I can’t help but notice when I enter the gym, that the cardio section is primarily filled with women, and the men occupy the majority of the weight room. From the outside looking in, it may seem as though there is a fundamental difference in the way men and women should be training. This; however, is not the case. When it comes to cardiovascular exercise or strength training, both men and women can benefit substantially. According to certified personal trainer, Danielle Vindez, “Training, no matter the sex, has to do with the goal and present physical condition.”
Many women believe the myth that lifting heavy weights will result in a “bulky” or “manly” appearance. The truth is, women do not have the levels of testosterone men do, and thus cannot “bulk up” without the help of steroids and years of serious dedication. This fundamental difference in hormones makes it easier for men to put more muscle on their frame. Vindez explains, “Because men have more circulating testosterone and women have more estrogen availability, the results of training can be different, with men building greater muscle mass and bone density.”
Both men and women can benefit from compound lifts such as squats, deadlifts, and pressing movements such as those done on a flat bench or incline. Both sexes will also see results using more isolated exercises such as curl variations, pushdowns, and kickbacks (to name a few). Compound exercises like weighted squats and deadlifts burn more calories than almost any other move. Vindez states that although differences in hormones influence men and women’s size, “Essentially the muscles, bones, tendons and ligaments respond similarly to the stress of exercise. Cells in both males and females adapt to ‘overload’ by getting stronger.”

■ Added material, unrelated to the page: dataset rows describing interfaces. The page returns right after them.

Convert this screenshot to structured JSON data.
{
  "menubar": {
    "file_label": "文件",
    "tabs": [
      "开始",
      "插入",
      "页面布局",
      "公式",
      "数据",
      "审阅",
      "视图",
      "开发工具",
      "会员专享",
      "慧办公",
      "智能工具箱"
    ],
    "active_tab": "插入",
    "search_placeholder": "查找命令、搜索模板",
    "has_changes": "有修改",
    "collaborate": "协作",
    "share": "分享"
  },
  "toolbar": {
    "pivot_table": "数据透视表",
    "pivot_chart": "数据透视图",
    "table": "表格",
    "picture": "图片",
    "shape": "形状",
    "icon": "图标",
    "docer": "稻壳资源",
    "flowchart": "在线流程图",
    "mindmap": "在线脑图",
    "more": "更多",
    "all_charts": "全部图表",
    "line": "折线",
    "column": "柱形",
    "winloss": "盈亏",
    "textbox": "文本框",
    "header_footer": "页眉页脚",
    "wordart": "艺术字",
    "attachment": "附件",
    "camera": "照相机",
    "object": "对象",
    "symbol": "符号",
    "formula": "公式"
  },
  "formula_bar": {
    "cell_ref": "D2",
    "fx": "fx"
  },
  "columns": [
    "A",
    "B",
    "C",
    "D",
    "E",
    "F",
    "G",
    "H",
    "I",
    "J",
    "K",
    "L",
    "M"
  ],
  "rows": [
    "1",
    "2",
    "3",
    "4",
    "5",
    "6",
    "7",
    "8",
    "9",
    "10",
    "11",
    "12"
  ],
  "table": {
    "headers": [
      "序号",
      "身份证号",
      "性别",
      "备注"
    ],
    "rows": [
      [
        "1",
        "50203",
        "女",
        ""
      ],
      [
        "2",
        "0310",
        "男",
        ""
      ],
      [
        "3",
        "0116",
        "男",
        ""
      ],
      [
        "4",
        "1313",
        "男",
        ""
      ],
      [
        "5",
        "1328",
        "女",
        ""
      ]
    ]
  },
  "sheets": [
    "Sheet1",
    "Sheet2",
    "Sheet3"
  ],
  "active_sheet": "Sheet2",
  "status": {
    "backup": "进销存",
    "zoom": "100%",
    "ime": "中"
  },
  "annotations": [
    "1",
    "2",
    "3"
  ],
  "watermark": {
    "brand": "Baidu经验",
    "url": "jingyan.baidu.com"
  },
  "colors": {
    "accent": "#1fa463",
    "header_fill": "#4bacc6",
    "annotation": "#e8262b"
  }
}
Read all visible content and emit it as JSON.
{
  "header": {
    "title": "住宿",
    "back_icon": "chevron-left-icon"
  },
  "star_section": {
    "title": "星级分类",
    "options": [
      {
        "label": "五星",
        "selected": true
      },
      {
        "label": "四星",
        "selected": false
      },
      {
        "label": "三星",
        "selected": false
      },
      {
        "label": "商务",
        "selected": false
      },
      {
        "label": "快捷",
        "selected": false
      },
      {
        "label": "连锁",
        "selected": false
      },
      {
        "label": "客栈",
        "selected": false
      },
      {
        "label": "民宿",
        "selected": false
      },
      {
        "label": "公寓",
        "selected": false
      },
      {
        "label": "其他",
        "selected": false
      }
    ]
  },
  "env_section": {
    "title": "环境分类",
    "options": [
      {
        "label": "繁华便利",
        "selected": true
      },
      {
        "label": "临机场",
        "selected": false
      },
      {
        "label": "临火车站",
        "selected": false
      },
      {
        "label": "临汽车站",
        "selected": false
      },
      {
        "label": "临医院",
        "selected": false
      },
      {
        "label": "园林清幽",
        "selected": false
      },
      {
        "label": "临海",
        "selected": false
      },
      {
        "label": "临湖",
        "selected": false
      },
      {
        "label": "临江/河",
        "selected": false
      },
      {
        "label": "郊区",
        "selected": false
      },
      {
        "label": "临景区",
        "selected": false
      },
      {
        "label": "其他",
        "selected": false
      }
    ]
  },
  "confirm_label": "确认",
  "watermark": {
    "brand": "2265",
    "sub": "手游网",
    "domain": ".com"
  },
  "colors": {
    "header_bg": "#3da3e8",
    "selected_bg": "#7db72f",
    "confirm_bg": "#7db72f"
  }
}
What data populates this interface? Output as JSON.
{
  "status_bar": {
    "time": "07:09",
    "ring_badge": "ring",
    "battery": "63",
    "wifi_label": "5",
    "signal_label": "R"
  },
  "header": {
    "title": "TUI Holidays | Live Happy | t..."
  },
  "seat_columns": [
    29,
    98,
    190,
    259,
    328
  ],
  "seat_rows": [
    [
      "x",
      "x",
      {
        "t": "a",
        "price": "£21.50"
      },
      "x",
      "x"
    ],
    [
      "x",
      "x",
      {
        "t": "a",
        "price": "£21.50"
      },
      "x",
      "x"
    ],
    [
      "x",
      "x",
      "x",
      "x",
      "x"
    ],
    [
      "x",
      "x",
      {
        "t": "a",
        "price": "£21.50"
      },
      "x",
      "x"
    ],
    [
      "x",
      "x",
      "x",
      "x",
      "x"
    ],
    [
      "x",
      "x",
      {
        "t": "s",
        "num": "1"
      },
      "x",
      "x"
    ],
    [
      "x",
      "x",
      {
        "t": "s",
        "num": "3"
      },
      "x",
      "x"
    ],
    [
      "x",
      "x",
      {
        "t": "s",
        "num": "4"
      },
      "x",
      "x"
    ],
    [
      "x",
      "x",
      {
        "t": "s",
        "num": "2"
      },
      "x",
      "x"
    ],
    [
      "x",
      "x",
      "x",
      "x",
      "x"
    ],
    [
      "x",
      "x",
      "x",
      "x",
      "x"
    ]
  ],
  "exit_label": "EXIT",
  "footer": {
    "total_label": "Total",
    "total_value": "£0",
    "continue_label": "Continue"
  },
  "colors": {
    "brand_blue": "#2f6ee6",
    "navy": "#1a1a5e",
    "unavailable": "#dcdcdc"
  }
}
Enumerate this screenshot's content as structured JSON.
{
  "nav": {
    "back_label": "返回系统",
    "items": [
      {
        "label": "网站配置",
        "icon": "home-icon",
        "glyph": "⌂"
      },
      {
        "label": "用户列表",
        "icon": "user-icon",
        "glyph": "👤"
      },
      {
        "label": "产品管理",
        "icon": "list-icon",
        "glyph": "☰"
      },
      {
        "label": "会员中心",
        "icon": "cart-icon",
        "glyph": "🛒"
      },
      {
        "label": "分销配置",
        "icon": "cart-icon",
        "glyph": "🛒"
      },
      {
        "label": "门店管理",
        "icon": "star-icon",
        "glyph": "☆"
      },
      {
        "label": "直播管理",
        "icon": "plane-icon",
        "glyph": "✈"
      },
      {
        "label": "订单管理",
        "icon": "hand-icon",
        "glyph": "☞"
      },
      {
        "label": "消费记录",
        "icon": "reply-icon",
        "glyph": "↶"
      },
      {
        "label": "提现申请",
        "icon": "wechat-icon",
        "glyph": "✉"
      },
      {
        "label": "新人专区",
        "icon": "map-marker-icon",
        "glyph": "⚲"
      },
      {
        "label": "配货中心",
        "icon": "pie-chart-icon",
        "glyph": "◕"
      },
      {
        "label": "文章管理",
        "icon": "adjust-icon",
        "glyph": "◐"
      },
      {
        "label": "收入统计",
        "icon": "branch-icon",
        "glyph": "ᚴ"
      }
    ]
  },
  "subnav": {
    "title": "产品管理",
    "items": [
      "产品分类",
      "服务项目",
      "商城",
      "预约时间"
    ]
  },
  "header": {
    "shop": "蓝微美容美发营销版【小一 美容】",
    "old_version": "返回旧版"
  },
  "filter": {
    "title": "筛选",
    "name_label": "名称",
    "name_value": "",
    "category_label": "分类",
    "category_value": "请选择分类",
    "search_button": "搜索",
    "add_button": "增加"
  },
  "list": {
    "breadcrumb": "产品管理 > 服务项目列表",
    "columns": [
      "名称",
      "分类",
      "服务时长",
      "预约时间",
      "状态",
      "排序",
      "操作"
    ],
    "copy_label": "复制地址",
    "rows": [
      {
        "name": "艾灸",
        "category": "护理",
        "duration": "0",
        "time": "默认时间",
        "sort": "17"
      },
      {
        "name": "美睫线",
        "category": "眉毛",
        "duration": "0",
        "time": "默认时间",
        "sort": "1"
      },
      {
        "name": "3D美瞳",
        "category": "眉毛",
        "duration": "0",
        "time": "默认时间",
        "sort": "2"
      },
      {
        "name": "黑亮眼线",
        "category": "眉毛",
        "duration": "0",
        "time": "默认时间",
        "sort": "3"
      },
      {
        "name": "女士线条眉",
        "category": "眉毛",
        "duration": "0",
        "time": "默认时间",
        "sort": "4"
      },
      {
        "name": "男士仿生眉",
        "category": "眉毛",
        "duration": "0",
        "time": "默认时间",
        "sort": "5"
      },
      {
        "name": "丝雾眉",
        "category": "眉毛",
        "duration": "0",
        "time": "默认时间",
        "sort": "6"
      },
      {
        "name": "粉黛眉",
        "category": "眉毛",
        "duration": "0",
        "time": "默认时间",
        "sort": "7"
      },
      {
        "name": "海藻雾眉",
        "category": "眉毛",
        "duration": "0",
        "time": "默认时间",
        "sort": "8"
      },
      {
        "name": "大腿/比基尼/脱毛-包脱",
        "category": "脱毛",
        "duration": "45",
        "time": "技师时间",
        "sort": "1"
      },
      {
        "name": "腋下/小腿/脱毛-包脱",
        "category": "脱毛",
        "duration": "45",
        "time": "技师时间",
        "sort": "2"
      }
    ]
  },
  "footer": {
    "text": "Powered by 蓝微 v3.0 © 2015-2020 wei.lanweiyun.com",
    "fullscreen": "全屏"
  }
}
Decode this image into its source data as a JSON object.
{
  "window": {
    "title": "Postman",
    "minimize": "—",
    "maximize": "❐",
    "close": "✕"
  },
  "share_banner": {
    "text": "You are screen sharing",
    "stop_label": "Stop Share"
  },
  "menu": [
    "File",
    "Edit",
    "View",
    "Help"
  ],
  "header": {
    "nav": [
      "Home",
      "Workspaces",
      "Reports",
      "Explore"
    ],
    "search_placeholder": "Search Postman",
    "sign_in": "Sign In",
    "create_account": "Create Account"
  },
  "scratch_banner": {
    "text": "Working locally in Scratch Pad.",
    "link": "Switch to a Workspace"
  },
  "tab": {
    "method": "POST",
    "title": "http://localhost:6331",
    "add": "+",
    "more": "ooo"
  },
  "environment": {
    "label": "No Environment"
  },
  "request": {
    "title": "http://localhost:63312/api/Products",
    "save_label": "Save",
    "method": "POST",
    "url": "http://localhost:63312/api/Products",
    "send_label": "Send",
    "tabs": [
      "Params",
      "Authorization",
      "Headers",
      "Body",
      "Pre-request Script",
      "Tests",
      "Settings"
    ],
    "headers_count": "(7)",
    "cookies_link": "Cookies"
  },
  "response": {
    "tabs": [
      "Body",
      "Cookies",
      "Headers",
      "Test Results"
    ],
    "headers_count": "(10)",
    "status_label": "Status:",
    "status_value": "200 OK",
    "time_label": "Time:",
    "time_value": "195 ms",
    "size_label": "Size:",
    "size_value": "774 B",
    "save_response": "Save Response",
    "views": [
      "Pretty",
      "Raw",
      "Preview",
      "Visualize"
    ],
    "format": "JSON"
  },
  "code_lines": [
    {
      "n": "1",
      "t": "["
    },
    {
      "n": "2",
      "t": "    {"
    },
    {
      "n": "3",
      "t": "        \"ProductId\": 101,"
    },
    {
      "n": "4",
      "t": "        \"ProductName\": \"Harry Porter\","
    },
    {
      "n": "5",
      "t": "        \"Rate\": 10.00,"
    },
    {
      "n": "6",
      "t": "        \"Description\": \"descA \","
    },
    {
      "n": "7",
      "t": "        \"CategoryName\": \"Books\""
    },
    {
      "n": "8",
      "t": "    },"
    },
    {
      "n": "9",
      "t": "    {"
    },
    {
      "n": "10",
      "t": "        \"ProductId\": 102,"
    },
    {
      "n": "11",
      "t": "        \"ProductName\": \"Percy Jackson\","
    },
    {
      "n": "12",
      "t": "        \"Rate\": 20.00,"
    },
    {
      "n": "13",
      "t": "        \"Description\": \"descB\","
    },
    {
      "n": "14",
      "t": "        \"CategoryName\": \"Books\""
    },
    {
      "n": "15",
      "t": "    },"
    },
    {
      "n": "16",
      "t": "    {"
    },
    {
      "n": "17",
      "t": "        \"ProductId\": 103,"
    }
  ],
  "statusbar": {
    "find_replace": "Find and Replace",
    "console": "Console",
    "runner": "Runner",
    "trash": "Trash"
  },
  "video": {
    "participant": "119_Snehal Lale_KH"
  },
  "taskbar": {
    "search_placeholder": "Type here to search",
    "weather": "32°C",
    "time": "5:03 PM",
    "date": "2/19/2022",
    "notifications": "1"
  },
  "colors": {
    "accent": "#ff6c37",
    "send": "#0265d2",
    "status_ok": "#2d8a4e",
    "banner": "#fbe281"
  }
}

Just as there are no limitations with resistance training based on an individual’s sex, both men and women can perform cardiovascular exercise as well. Vindez explains that a person’s health history, exercise history, injuries and personal desire contribute more to limitations on cardiovascular exercise than sex. She notes that cardiovascular exercise can promote heart and circulatory health and mood enhancing benefits for everyone.
As with any exercise program, it is advisable to check with a healthcare provider first. Vindez advises individuals recovering from an injury be cautious about starting an exercise program until having discussed it with a doctor. According to Vindez, “In general, apparently healthy individuals can perform resistance training without fear of injury, assuming proper technique and progression is followed.”
As you can see, there are distinct differences in hormones between men and women affecting their physiques and performance. Resistance training, like weight lifting, can help men develop more musculature and women “tone up”. Both men and women can significantly benefit from a resistance-training program. Vindez contends, “Resistance training slows down decay by stimulating growth, do it regularly, do it properly, and stay vital.”